A collision bell of technology, infrastructure and online media is sounding across Iowa and the nation as its people and businesses rely exponentially on fast-and-easy access to
The ability to locate credible sources of timely, relevant and sharable information – from virtually anywhere an Internet connection can be achieved – opens doors daily for millions of Americans to peer through their devices and into a socially networked world.
Transparency, authenticity and consistency have long been hailed as hallmarks of public relations and social networking with a customer-centered focus on informing, educating, influencing and inspiring relevant audiences in print, in person and on the web.
Consumers, professionals and other decision-makers empowered with laptops, smartphones and tablet computers tend to place a premium on these characteristics while seeking out and sharing information with friends, family and coworkers in near-real time.
Nina Luttlinger and Gregory Dicum in “The Coffee Book” serve up a fascinating history of the bean, including the rise of seventeenth-century coffeehouses that the English often referred to as "penny universities" due to the social, political and cultural conversations they fostered – and inexpensive education provided.

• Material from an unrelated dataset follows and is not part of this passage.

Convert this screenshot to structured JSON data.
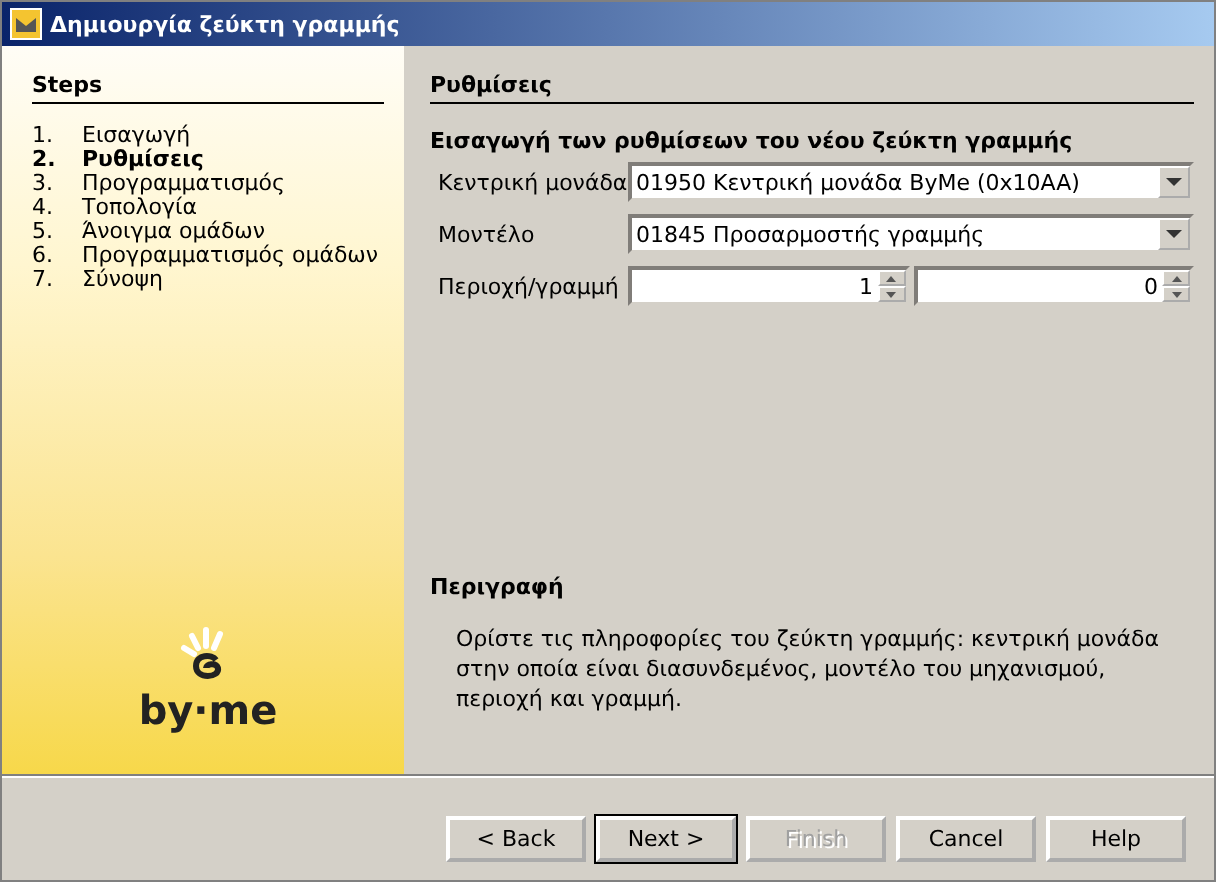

Step inside just about any contemporary coffee shop and imagine the only difference to be found is that each of today’s over-caffeinated patrons is armed with a pocket-sized device that reportedly has more computer power than all of NASA did in 1969.
On the national front, calls to fortify physical infrastructures are being driven by considerations of how to ensure the long-term sustainability of coveted data flows. MIT Technology Review shared some ideas powering the work of University of Wisconsin computer science professor Paul Barford, whose team spent four years mapping the paths taken by long-distance fiber-optic cables carrying Internet data across the continental United States.
The professor is thinking ahead and trying to get everyone on the same page in terms of effectively maintaining and securing use of the Internet in the event of accidents, disasters or intentional attacks. MIT reports that he spoke with researchers and telecommunications companies about an idea to install new fiber links – which different organizations would share – and with the intention of bolstering the Internet’s resilience and efficiency among major population centers.
In Iowa, Gov. Terry Branstad over the summer signed into law the "Connect Every Acre" bill, emphasizing an initiative to expand access to high-speed broadband Internet to underserved rural communities across the state. He said in August that $53 million in federal grants would help deliver the service as part of an effort to hasten the pace of on-demand information to schools districts, small businesses and the agricultural sector here.
GovTech.com reported in September on the Intelligent Community Forum’s plans to build a collaborative online community centered on positioning rural families and businesses for success via the exploitation of broadband. The “New Connected Countryside” initiative is focused on building the necessary infrastructure to support “rural community information sharing” and public-sector involvement.
Furthermore, a Pew Research Center study found that 2025 is going to be the year Americans really start taking the Internet for granted as digital technologies are equated to the “casual use of electricity” in the most-developed parts of the world. They expect “it will be readily available anywhere anytime at an extremely low cost.”
From farmers who rely on GPS-enabled systems in precision agriculture applications; owners and contractors opening up new tracts of land for residential building or commercial development; and homebuyers or business owners with a growing utility for reliable connections to the outside world – the conversation is just getting started on the digital divide.
The three-fold challenge revolves around connectivity needs, user adoption rates, and at which pace on-demand information and newly minted technologies become available – not to mention widely affordable – to humans from all walks of life.